The added voice command feature, available this spring on both the 48-inch and 36-inch models, will allow users to bark out complex instructions like “Set timer for one hour,” or “Start bake on the left oven at 200 degrees.”

“We have been changing the way people cook in the modern kitchen for nearly 50 years,” noted Dacor president Steve Joseph.

No. 1 appliance manufacturer Whirlpool, a CES regular, is emphasizing both smart function and form in the Family & Technology Marketplace at the Sands Expo Center, where it has taken up residence this week.

The company is the first in the majap industry to connect with home-automation leader Nest Labs, and the fruits of that pairing appear in two CES Innovation Award-winning products on display this week.

For users who are away from home or otherwise preoccupied, the company’s “Works with Nest”-capable top-load and Duet front-load laundry pairs can keep completed laundry loads fresh and less wrinkled via post-cycle tumble modes that are activated when the Nest Learning Thermostat is set to “away.”

Users can also download additional cycles through a mobile app, or set up their own custom wash and dry instructions, which can be incorporated into the machines.

“The idea is to create purposeful innovation to help families thrive, rather than just using technology for technology’s sake,” Whirlpool senior brand manager Jonathan Hall told TWICE.

Meanwhile, Samsung Electronics America, which is holding court in the Las Vegas Convention Center’s Central Hall, is further building upon its innovative Flex Duo design technology. The five-year-old concept uses a “smart divider” to create two separate, independently controlled temperature environments within a singlecavity oven.

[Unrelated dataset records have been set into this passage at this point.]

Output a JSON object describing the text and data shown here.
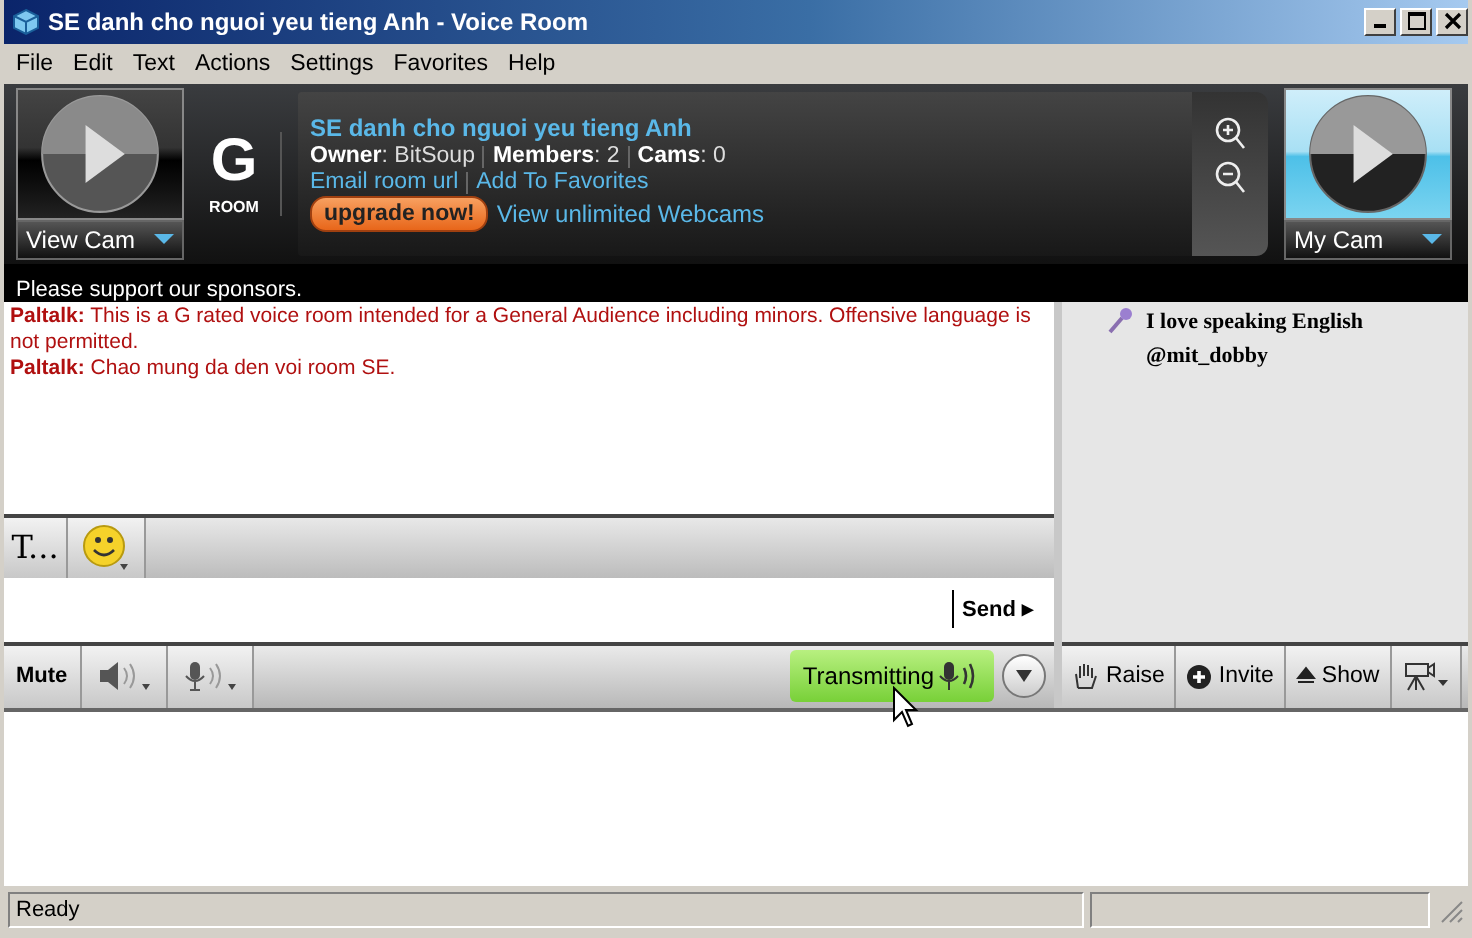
{
  "window": {
    "title": "SE danh cho nguoi yeu tieng Anh - Voice Room"
  },
  "menu": [
    "File",
    "Edit",
    "Text",
    "Actions",
    "Settings",
    "Favorites",
    "Help"
  ],
  "header": {
    "view_cam": "View Cam",
    "rating": "G",
    "rating_label": "ROOM",
    "room_name": "SE danh cho nguoi yeu tieng Anh",
    "owner": "**Owner**: BitSoup",
    "members": "**Members**: 2",
    "cams": "**Cams**: 0",
    "email_link": "Email room url",
    "favorites_link": "Add To Favorites",
    "upgrade_button": "upgrade now!",
    "webcams_link": "View unlimited Webcams",
    "my_cam": "My Cam"
  },
  "sponsor_text": "Please support our sponsors.",
  "messages": [
    {
      "sender": "Paltalk:",
      "text": "This is a G rated voice room intended for a General Audience including minors.  Offensive language is not permitted."
    },
    {
      "sender": "Paltalk:",
      "text": "Chao mung da den voi room SE."
    }
  ],
  "format_toolbar": {
    "font_button": "T..."
  },
  "input": {
    "send_button": "Send ▸"
  },
  "voice_toolbar": {
    "mute_button": "Mute",
    "transmit_button": "Transmitting"
  },
  "users": [
    {
      "lines": [
        "I love speaking English",
        "@mit_dobby"
      ],
      "speaking": true
    }
  ],
  "user_toolbar": {
    "raise_button": "Raise",
    "invite_button": "Invite",
    "show_button": "Show"
  },
  "status_bar": {
    "text": "Ready"
  }
}
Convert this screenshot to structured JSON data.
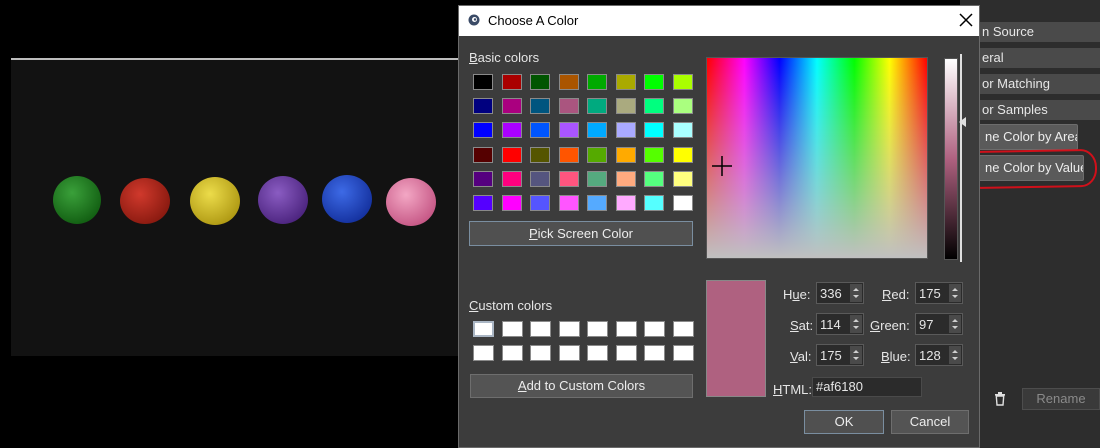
{
  "dialog": {
    "title": "Choose A Color",
    "basic_colors_label": "Basic colors",
    "basic_colors_underline": "B",
    "basic_colors_rest": "asic colors",
    "pick_screen_color": {
      "u": "P",
      "rest": "ick Screen Color"
    },
    "custom_colors_label": {
      "u": "C",
      "rest": "ustom colors"
    },
    "add_custom": {
      "u": "A",
      "rest": "dd to Custom Colors"
    },
    "hue": {
      "label_u": "u",
      "label_pre": "H",
      "label_post": "e:",
      "value": "336"
    },
    "sat": {
      "label_u": "S",
      "label_post": "at:",
      "value": "114"
    },
    "val": {
      "label_u": "V",
      "label_post": "al:",
      "value": "175"
    },
    "red": {
      "label_u": "R",
      "label_post": "ed:",
      "value": "175"
    },
    "green": {
      "label_u": "G",
      "label_post": "reen:",
      "value": "97"
    },
    "blue": {
      "label_u": "B",
      "label_post": "lue:",
      "value": "128"
    },
    "html": {
      "label_u": "H",
      "label_post": "TML:",
      "value": "#af6180"
    },
    "ok": "OK",
    "cancel": "Cancel",
    "current_color": "#af6180"
  },
  "basic_colors": [
    [
      "#000000",
      "#aa0000",
      "#005500",
      "#aa5500",
      "#00aa00",
      "#aaaa00",
      "#00ff00",
      "#aaff00"
    ],
    [
      "#00007f",
      "#aa007f",
      "#00557f",
      "#aa557f",
      "#00aa7f",
      "#aaaa7f",
      "#00ff7f",
      "#aaff7f"
    ],
    [
      "#0000ff",
      "#aa00ff",
      "#0055ff",
      "#aa55ff",
      "#00aaff",
      "#aaaaff",
      "#00ffff",
      "#aaffff"
    ],
    [
      "#550000",
      "#ff0000",
      "#555500",
      "#ff5500",
      "#55aa00",
      "#ffaa00",
      "#55ff00",
      "#ffff00"
    ],
    [
      "#55007f",
      "#ff007f",
      "#55557f",
      "#ff557f",
      "#55aa7f",
      "#ffaa7f",
      "#55ff7f",
      "#ffff7f"
    ],
    [
      "#5500ff",
      "#ff00ff",
      "#5555ff",
      "#ff55ff",
      "#55aaff",
      "#ffaaff",
      "#55ffff",
      "#ffffff"
    ]
  ],
  "side_panel": {
    "items": [
      "n Source",
      "eral",
      "or Matching",
      "or Samples"
    ],
    "define_by_area": "ne Color by Area",
    "define_by_value": "ne Color by Value",
    "rename": "Rename"
  },
  "candies": [
    "#1d7a1d",
    "#b02015",
    "#d4c025",
    "#6b3aa0",
    "#1f48c8",
    "#e67aa0"
  ]
}
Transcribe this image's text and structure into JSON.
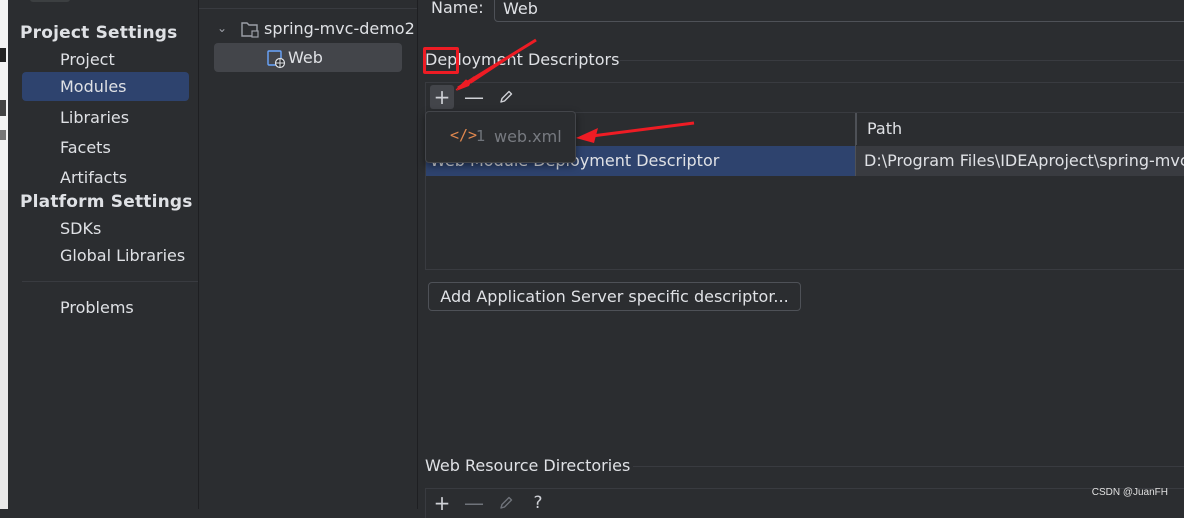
{
  "sidebar": {
    "project_settings_title": "Project Settings",
    "project_items": [
      "Project",
      "Modules",
      "Libraries",
      "Facets",
      "Artifacts"
    ],
    "platform_settings_title": "Platform Settings",
    "platform_items": [
      "SDKs",
      "Global Libraries"
    ],
    "problems": "Problems",
    "selected": "Modules"
  },
  "module_tree": {
    "project_name": "spring-mvc-demo2",
    "facet_name": "Web",
    "project_icon": "folder-module-icon",
    "facet_icon": "web-facet-icon"
  },
  "main": {
    "name_label": "Name:",
    "name_value": "Web",
    "deployment_descriptors_title": "Deployment Descriptors",
    "table_header_path": "Path",
    "row_type": "Web Module Deployment Descriptor",
    "row_path": "D:\\Program Files\\IDEAproject\\spring-mvc-",
    "add_server_descriptor_label": "Add Application Server specific descriptor...",
    "web_resource_dirs_title": "Web Resource Directories",
    "help_label": "?"
  },
  "popup": {
    "icon": "xml-tag-icon",
    "icon_glyph": "</>",
    "item_number": "1",
    "item_label": "web.xml"
  },
  "toolbar_icons": [
    "add-icon",
    "remove-icon",
    "edit-icon"
  ],
  "annotation_color": "#ee1c24",
  "watermark": "CSDN @JuanFH"
}
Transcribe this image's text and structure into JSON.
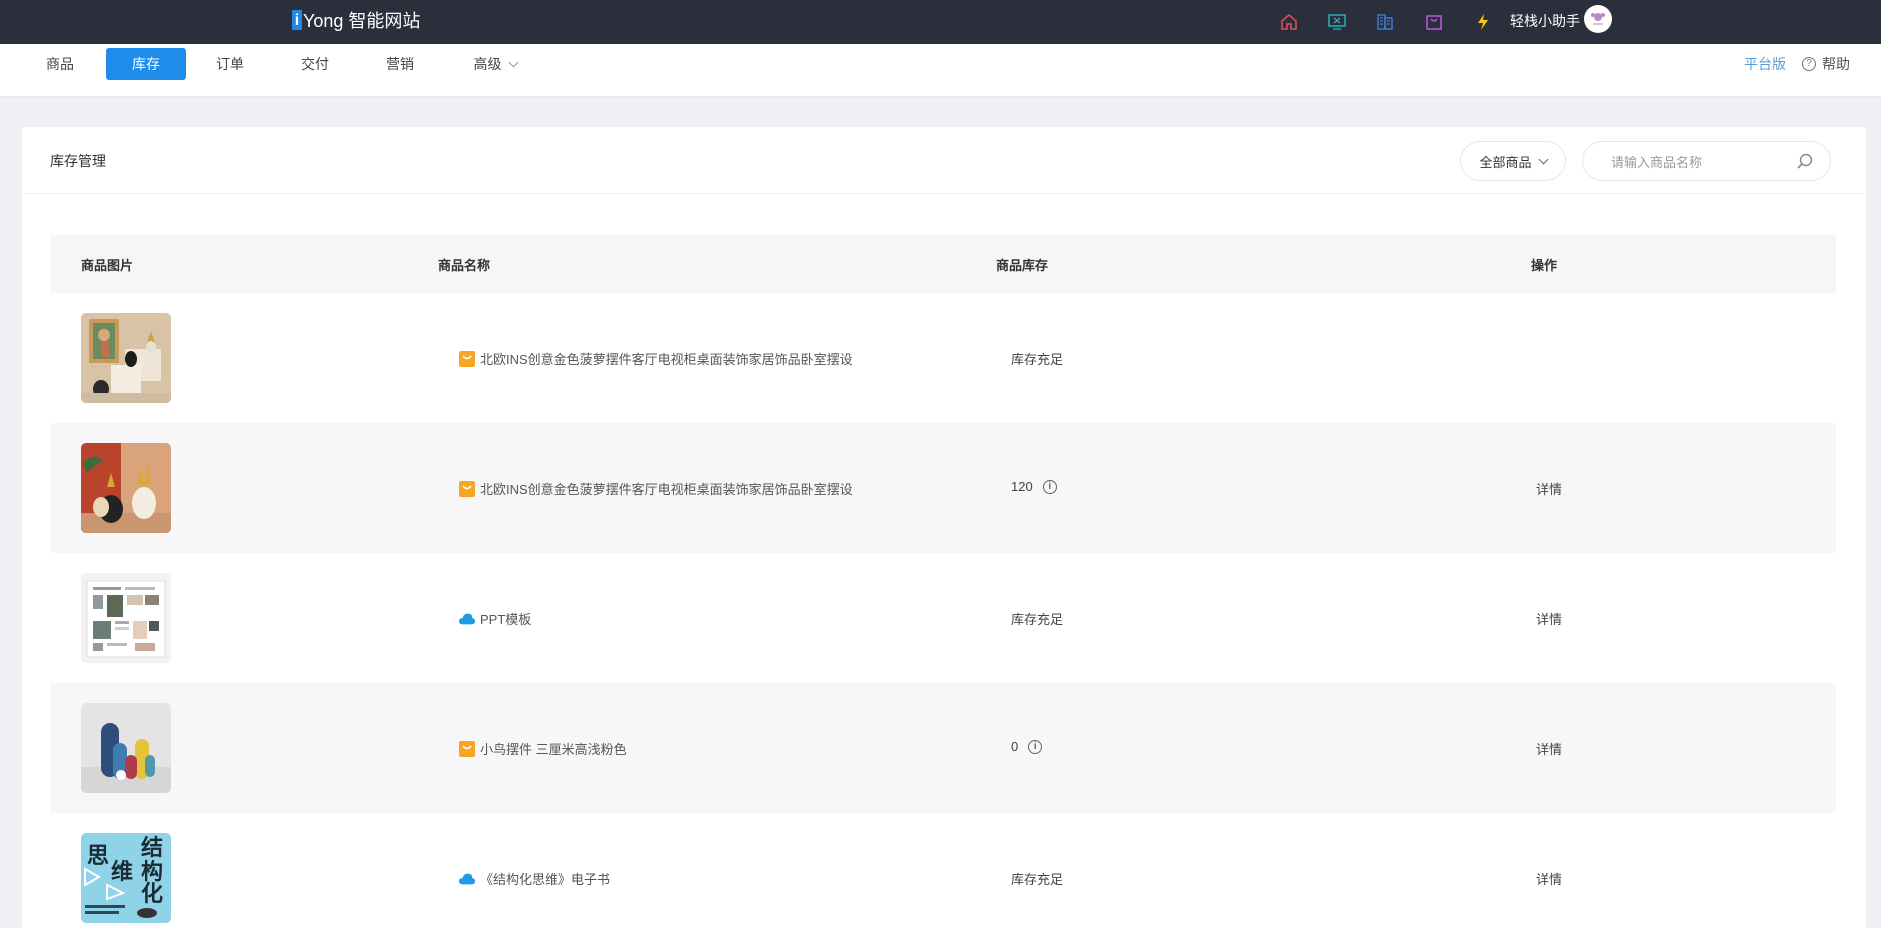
{
  "brand": {
    "mark": "i",
    "name": "Yong 智能网站"
  },
  "topbar": {
    "icons": [
      "home-icon",
      "monitor-icon",
      "building-icon",
      "bag-icon",
      "lightning-icon"
    ],
    "assistant": "轻栈小助手"
  },
  "tabs": [
    {
      "label": "商品"
    },
    {
      "label": "库存"
    },
    {
      "label": "订单"
    },
    {
      "label": "交付"
    },
    {
      "label": "营销"
    },
    {
      "label": "高级"
    }
  ],
  "active_tab": "库存",
  "platform_label": "平台版",
  "help_label": "帮助",
  "card": {
    "title": "库存管理",
    "filter_label": "全部商品",
    "search_placeholder": "请输入商品名称"
  },
  "table": {
    "headers": {
      "image": "商品图片",
      "name": "商品名称",
      "stock": "商品库存",
      "op": "操作"
    },
    "rows": [
      {
        "thumb": "vase-photo",
        "type_icon": "bag-icon",
        "name": "北欧INS创意金色菠萝摆件客厅电视柜桌面装饰家居饰品卧室摆设",
        "stock": "库存充足",
        "info": false,
        "op": ""
      },
      {
        "thumb": "pineapple-photo",
        "type_icon": "bag-icon",
        "name": "北欧INS创意金色菠萝摆件客厅电视柜桌面装饰家居饰品卧室摆设",
        "stock": "120",
        "info": true,
        "op": "详情"
      },
      {
        "thumb": "ppt-photo",
        "type_icon": "cloud-icon",
        "name": "PPT模板",
        "stock": "库存充足",
        "info": false,
        "op": "详情"
      },
      {
        "thumb": "bird-photo",
        "type_icon": "bag-icon",
        "name": "小鸟摆件 三厘米高浅粉色",
        "stock": "0",
        "info": true,
        "op": "详情"
      },
      {
        "thumb": "book-photo",
        "type_icon": "cloud-icon",
        "name": "《结构化思维》电子书",
        "stock": "库存充足",
        "info": false,
        "op": "详情"
      }
    ]
  },
  "book_cover_text": [
    "结",
    "思",
    "构",
    "维",
    "化"
  ],
  "colors": {
    "topbar": "#2b2f3b",
    "accent": "#1e8ce8",
    "bag_icon": "#f5a623",
    "cloud_icon": "#1e9be8"
  }
}
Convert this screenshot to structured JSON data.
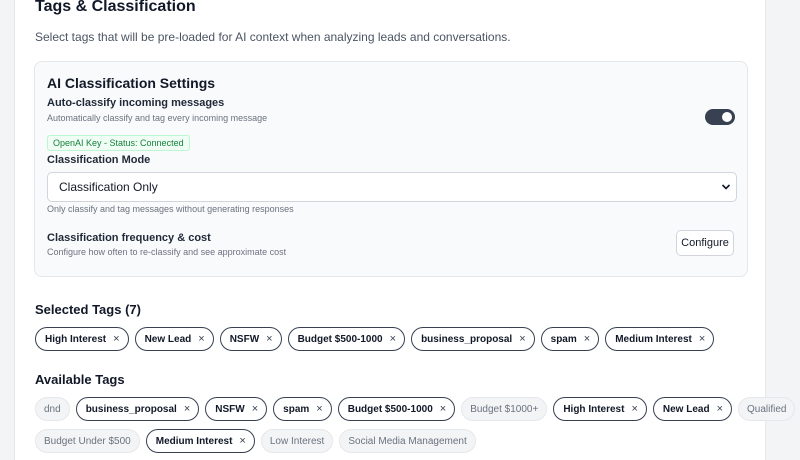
{
  "page": {
    "title": "Tags & Classification",
    "description": "Select tags that will be pre-loaded for AI context when analyzing leads and conversations."
  },
  "ai_settings": {
    "title": "AI Classification Settings",
    "auto_classify": {
      "label": "Auto-classify incoming messages",
      "help": "Automatically classify and tag every incoming message",
      "status": "OpenAI Key - Status: Connected",
      "enabled": true
    },
    "mode": {
      "label": "Classification Mode",
      "selected": "Classification Only",
      "help": "Only classify and tag messages without generating responses"
    },
    "frequency": {
      "label": "Classification frequency & cost",
      "help": "Configure how often to re-classify and see approximate cost",
      "button": "Configure"
    }
  },
  "selected_tags": {
    "title": "Selected Tags (7)",
    "items": [
      "High Interest",
      "New Lead",
      "NSFW",
      "Budget $500-1000",
      "business_proposal",
      "spam",
      "Medium Interest"
    ],
    "remove_glyph": "×"
  },
  "available_tags": {
    "title": "Available Tags",
    "rows": [
      [
        {
          "label": "dnd",
          "selected": false
        },
        {
          "label": "business_proposal",
          "selected": true
        },
        {
          "label": "NSFW",
          "selected": true
        },
        {
          "label": "spam",
          "selected": true
        },
        {
          "label": "Budget $500-1000",
          "selected": true
        },
        {
          "label": "Budget $1000+",
          "selected": false
        },
        {
          "label": "High Interest",
          "selected": true
        },
        {
          "label": "New Lead",
          "selected": true
        },
        {
          "label": "Qualified",
          "selected": false
        }
      ],
      [
        {
          "label": "Budget Under $500",
          "selected": false
        },
        {
          "label": "Medium Interest",
          "selected": true
        },
        {
          "label": "Low Interest",
          "selected": false
        },
        {
          "label": "Social Media Management",
          "selected": false
        }
      ]
    ]
  },
  "colors": {
    "toggle_on": "#374151",
    "status_green": "#15803d",
    "tag_border": "#374151"
  }
}
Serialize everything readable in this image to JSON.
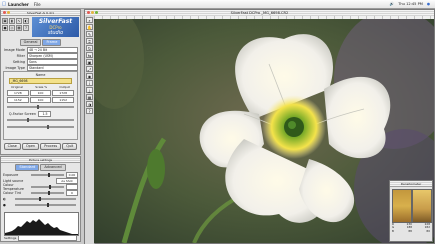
{
  "menubar": {
    "app": "Launcher",
    "menus": [
      "File"
    ],
    "clock": "Thu 12:45 PM"
  },
  "palette": {
    "title": "SilverFast Ai 6.4r1",
    "logo": {
      "line1": "SilverFast",
      "line2": "DCPro",
      "line3": "studio"
    },
    "tabs": [
      "General",
      "Frame"
    ],
    "fields": [
      {
        "label": "Image Mode",
        "value": "48 → 24 Bit"
      },
      {
        "label": "Filter",
        "value": "Sharpen (USM)"
      },
      {
        "label": "Setting",
        "value": "Sans"
      },
      {
        "label": "Image Type",
        "value": "Standard"
      }
    ],
    "frame": {
      "header": "Name",
      "name_value": "_MG_6698",
      "cols": [
        "Original",
        "Scale %",
        "Output"
      ],
      "values": [
        "1728",
        "100",
        "1728"
      ],
      "values2": [
        "1152",
        "100",
        "1152"
      ],
      "filter_label": "Q-Factor Screen",
      "filter_value": "1.5"
    },
    "buttons": [
      "Close",
      "Open",
      "Process",
      "Quit"
    ]
  },
  "histpanel": {
    "title": "Picture settings",
    "tabs": [
      "Standard",
      "Advanced"
    ],
    "rows": [
      {
        "label": "Exposure",
        "value": "0.00"
      },
      {
        "label": "Light source",
        "value": "As Shot"
      },
      {
        "label": "Colour Temperature",
        "value": ""
      },
      {
        "label": "Colour Tint",
        "value": "0"
      }
    ],
    "footer": "Settings"
  },
  "main": {
    "title": "SilverFast DCPro _MG_6698.CR2"
  },
  "densitometer": {
    "title": "Densitometer",
    "values": [
      {
        "k": "R",
        "a": "230",
        "b": "228"
      },
      {
        "k": "G",
        "a": "188",
        "b": "182"
      },
      {
        "k": "B",
        "a": "88",
        "b": "80"
      }
    ]
  }
}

This week, look for the addition of a second oven door to the company’s Flex Duo oven range, which allows access to the smaller top cavity without releasing heat from the larger bottom compartment.

Flex Duo technology is also employed in Samsung’s Chef Collection slide-in induction range, which features 5.8 cubic feet of capacity; a Chef Bake function that precisely regulates oven temperature and minimizes fluctuations to less than 8 degrees F.; and an induction cooktop that uses cool magnetic energy to heat food but not cookware.

CES’s other majap mainstay, LG Electronics USA, also in the Central Hall, is similarly flexing its engineering and design muscles with a pair of unique products. The manufacturer’s Double Door-in-Door four-door French door fridge builds on its pioneering door-within-a-door concept by providing two independent dual-door compartments to provide better content organization and easy access to frequently used food items while maximizing cold air conservation.

The right door-in-door panel is accessible from the outside with the push of a button and is also accessible from the inside, making it easy to load with often-used items like snacks, drinks and lunches. The left door-indoor provides additional easy-access storage space that can be opened via a trigger on the bottom of the door.

In laundry, LG has developed a two-in-one washer concept with its diminutive Sidekick washer, which fits beneath most LG front-load washers in place of their storage pedestals to serve as an additional washing machine.

The 1.0 cubic-foot washer was specifically designed to handle smaller, specialized laundry loads requiring custom care, including lingerie, delicates and active wear. The unit allows users to gently clean small loads of delicate apparel while the main laundry load is running within the larger washer above, saving households time and energy.

The Sidekick features a stainless-steel drum, six specialized cycles to properly clean any type of delicate or special-care clothing, a transparent door that can be opened and closed with minimal effort, and a tilted-angle control panel that allows users to check the remaining time of the wash cycle even while the unit is in use.